This is a time sensitive post. By the time some find it, there may be nothing showing, but right now at 1155hrs EDSL, there’s a great feed from the Little Hercules ROV at the bottom of the Gulf of Mexico, looking at some deep corals See more here . . . → Read More: Okeanos Explorer in the Gulf of Mexico
Image on left: Seafloor Production Tool (SPT) that will be operated at a depth of 1600 meters off the coast of Papua New Guinea by Nautilus Minerals to extract copper and gold from high grade seafloor massive sulphide deposits. Image on Right: Computer generated Bucket-Wheel Excavator used to extract unobtanium from Pandora in James . . . → Read More: James Cameron And The Dawn Of DeepTruth?
This post is co-authored by Al Dove and Craig McClain In the 1989 James Cameron sci-fi movie The Abyss, there’s a scene when Ed Harris’ character dons a special environmental suit that allows him to breathe an oxygen-laden liquid. Thus protected from the risks of crushing deep-sea pressures (no air = no voids to collapse), . . . → Read More: James Cameron’s Deep Sea Challenge: a scientific milestone or rich guy’s junket?
Despite the striking fact that most of the scientists that the world has ever known are alive and working today, despite the fact that this Nation¹s own scientific manpower is doubling every 12 years in a rate of growth more than three times that of our population as a whole, despite that, the vast stretches . . . → Read More: Losing Deep-Sea Science in the United States
Folks, it’s on! Some of you may know of the “race to the bottom”, a confluence of several missions aimed at returning humans to the deepest part of the oceans, the Challenger Deep in the Marianas Trench, south of Guam. The teams include one sponsored by Richard Branson, one from Sylvia Earle’s sub company DOER, . . . → Read More: The biggest deep sea exploration news in 50 years?

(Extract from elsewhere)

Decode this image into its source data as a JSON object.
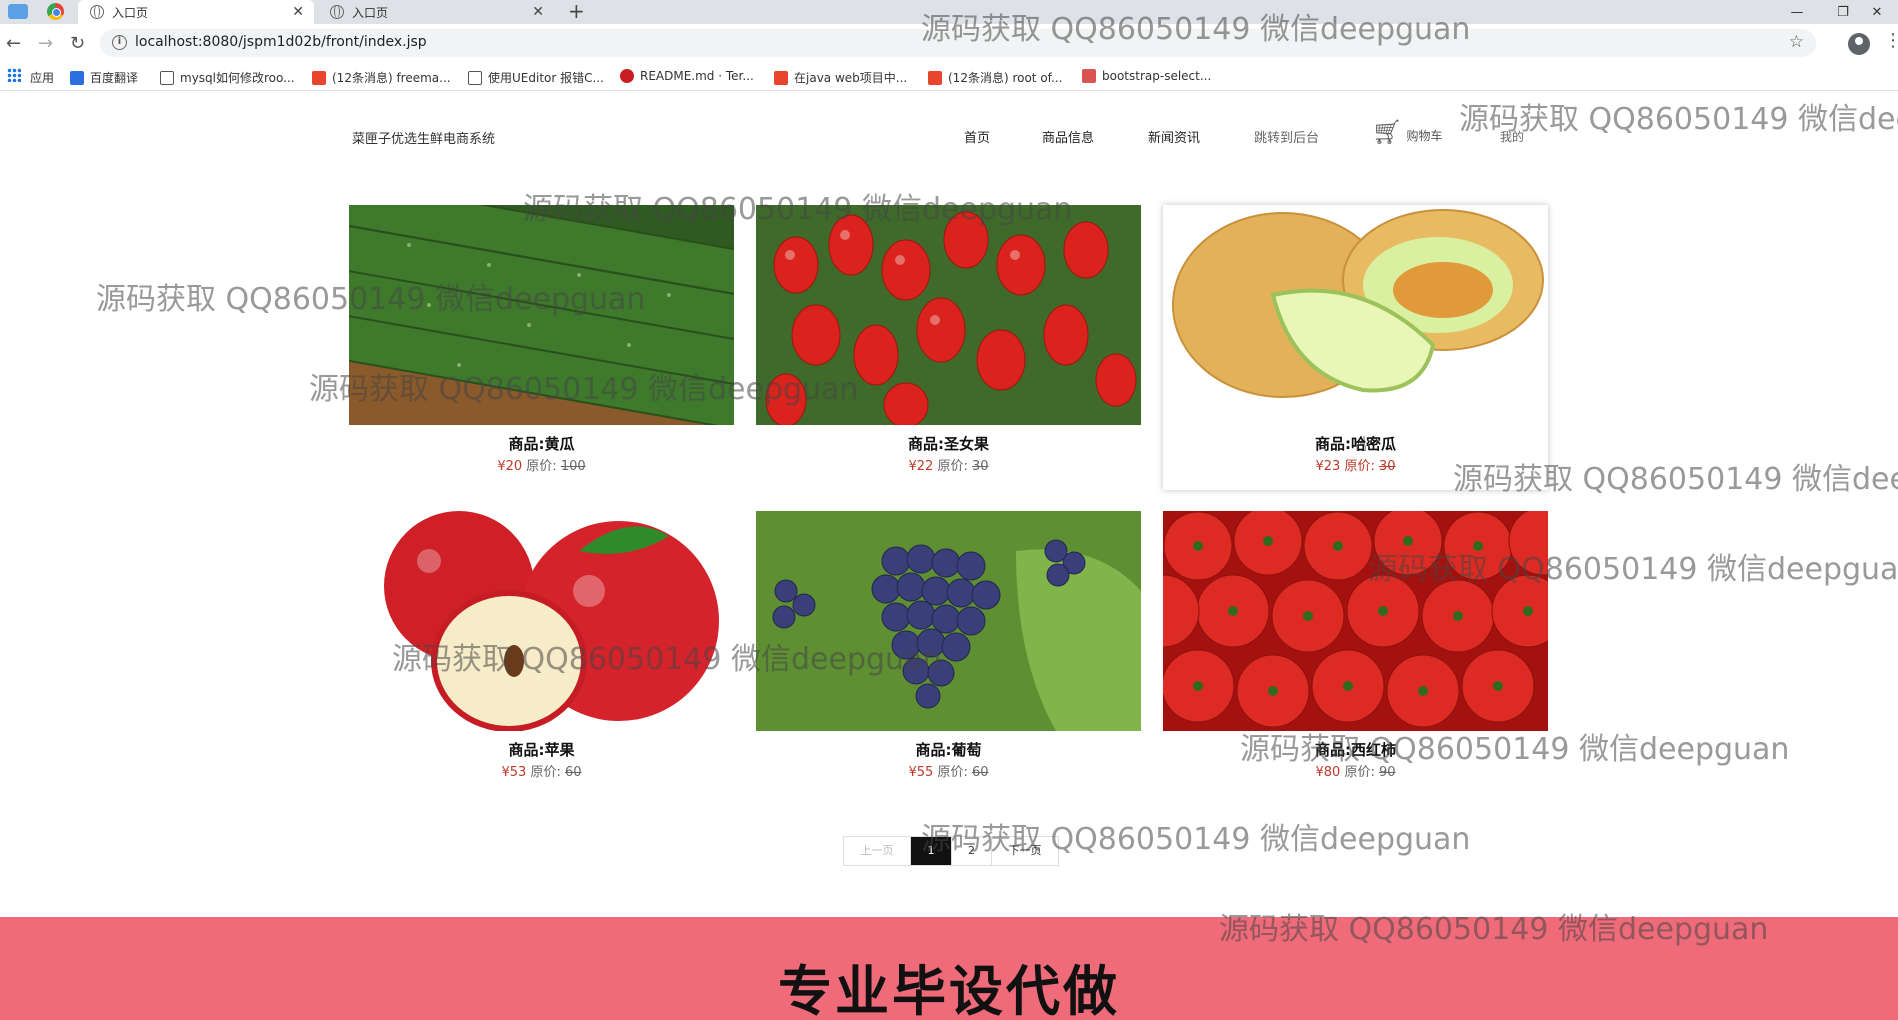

7. Russian Wreck, South Egyptian Red Sea Known simply as the “Russian Wreck”, this sunken ship is thought by some to have been the Khanka, a Russian spy ship that sank sometime before 1982. Whether or not it is the carcass of the Khanka, most seem to agree that it was a communications and . . . → Read More: 10 Most Incredible Sunken Ships on Earth